• Required action: On every line of the listing, check for "icon"; copy the lines that have it.

• Information shown:
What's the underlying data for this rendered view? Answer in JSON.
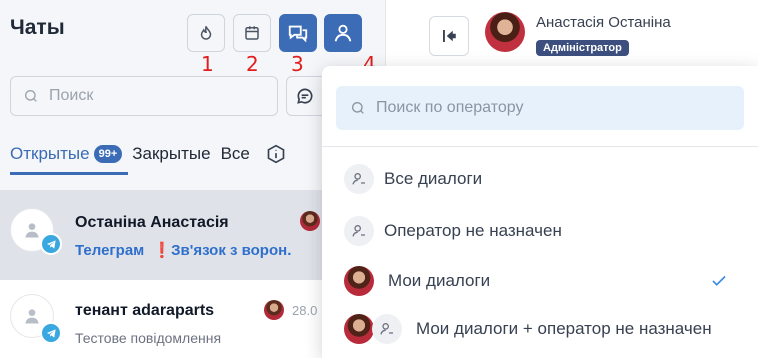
{
  "left": {
    "title": "Чаты",
    "annotations": [
      "1",
      "2",
      "3",
      "4"
    ],
    "search_placeholder": "Поиск",
    "tabs": [
      {
        "label": "Открытые",
        "badge": "99+"
      },
      {
        "label": "Закрытые"
      },
      {
        "label": "Все"
      }
    ],
    "chats": [
      {
        "name": "Останіна Анастасія",
        "channel": "Телеграм",
        "preview": "Зв'язок з ворон."
      },
      {
        "name": "тенант adaraparts",
        "date": "28.0",
        "preview": "Тестове повідомлення"
      }
    ]
  },
  "header": {
    "user_name": "Анастасія Останіна",
    "role": "Адміністратор"
  },
  "dropdown": {
    "search_placeholder": "Поиск по оператору",
    "items": [
      {
        "label": "Все диалоги",
        "icon": "operator-icon"
      },
      {
        "label": "Оператор не назначен",
        "icon": "operator-icon"
      },
      {
        "label": "Мои диалоги",
        "icon": "user-photo",
        "selected": true
      },
      {
        "label": "Мои диалоги + оператор не назначен",
        "icon": "user-photo"
      }
    ]
  },
  "colors": {
    "accent": "#3b6cb5",
    "annotation": "#e11d1d",
    "telegram": "#3aa8e0"
  }
}
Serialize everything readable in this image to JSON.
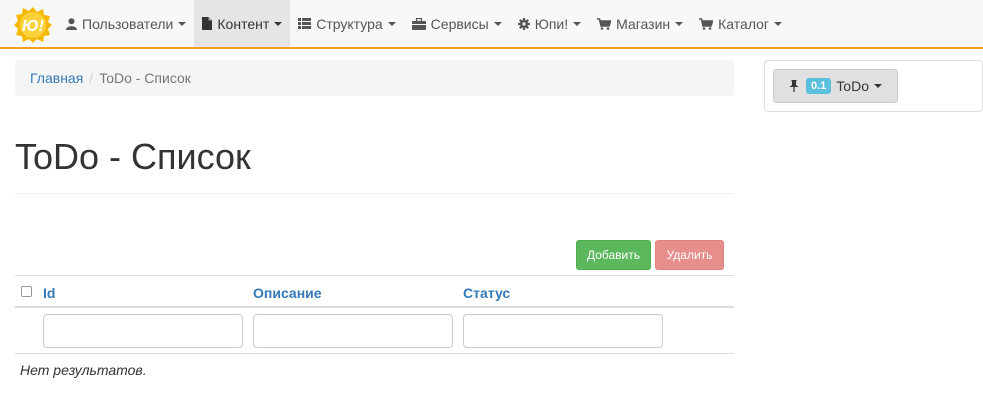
{
  "navbar": {
    "logo_text": "Ю!",
    "items": [
      {
        "label": "Пользователи",
        "icon": "user-icon"
      },
      {
        "label": "Контент",
        "icon": "file-icon",
        "active": true
      },
      {
        "label": "Структура",
        "icon": "list-icon"
      },
      {
        "label": "Сервисы",
        "icon": "briefcase-icon"
      },
      {
        "label": "Юпи!",
        "icon": "gear-icon"
      },
      {
        "label": "Магазин",
        "icon": "cart-icon"
      },
      {
        "label": "Каталог",
        "icon": "cart-icon"
      }
    ]
  },
  "breadcrumb": {
    "home": "Главная",
    "separator": "/",
    "current": "ToDo - Список"
  },
  "side_panel": {
    "version": "0.1",
    "label": "ToDo"
  },
  "page": {
    "title": "ToDo - Список"
  },
  "actions": {
    "add": "Добавить",
    "delete": "Удалить"
  },
  "table": {
    "columns": [
      "Id",
      "Описание",
      "Статус"
    ],
    "filters": [
      "",
      "",
      ""
    ],
    "empty_text": "Нет результатов."
  },
  "colors": {
    "accent": "#f0a01d",
    "link": "#337ab7",
    "success": "#5cb85c",
    "danger": "#d9534f",
    "badge": "#5bc0de"
  }
}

• Result for this exercise:
        "icon": "operator-icon"
        "icon": "operator-icon"
        "icon": "user-photo",
        "icon": "user-photo"
        "icon": "user-icon"
        "icon": "file-icon",
        "icon": "list-icon"
        "icon": "briefcase-icon"
        "icon": "gear-icon"
        "icon": "cart-icon"
        "icon": "cart-icon"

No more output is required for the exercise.